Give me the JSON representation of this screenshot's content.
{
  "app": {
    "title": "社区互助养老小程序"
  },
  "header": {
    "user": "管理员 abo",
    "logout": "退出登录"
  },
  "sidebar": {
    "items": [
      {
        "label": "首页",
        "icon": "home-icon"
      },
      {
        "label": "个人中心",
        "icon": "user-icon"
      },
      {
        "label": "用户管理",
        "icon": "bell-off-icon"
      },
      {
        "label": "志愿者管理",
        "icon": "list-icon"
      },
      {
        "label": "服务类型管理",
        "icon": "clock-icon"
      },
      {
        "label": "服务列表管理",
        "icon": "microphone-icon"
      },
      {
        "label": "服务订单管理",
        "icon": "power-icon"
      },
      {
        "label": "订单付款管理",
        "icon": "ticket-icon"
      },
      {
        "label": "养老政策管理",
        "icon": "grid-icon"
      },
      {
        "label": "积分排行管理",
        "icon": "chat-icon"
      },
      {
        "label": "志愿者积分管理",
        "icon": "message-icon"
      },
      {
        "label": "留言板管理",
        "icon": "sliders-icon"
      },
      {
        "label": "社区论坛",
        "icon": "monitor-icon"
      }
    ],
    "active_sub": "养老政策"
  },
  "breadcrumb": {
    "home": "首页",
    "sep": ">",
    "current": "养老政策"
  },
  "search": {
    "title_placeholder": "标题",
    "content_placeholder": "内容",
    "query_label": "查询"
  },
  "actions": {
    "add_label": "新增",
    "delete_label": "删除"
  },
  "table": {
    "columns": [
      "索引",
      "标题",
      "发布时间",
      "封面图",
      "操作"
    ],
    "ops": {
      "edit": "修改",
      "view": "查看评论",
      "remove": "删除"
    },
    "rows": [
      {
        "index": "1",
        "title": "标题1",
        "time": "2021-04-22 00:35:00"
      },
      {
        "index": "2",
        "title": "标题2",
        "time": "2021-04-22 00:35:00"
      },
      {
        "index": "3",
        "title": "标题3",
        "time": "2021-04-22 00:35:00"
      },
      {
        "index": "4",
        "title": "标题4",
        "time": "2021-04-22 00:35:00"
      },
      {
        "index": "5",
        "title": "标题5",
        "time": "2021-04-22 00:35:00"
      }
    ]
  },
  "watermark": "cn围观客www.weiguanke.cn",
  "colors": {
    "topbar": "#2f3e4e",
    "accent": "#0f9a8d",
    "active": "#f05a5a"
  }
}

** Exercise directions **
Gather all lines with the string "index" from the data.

** Task answer **
        "index": "1",
        "index": "2",
        "index": "3",
        "index": "4",
        "index": "5",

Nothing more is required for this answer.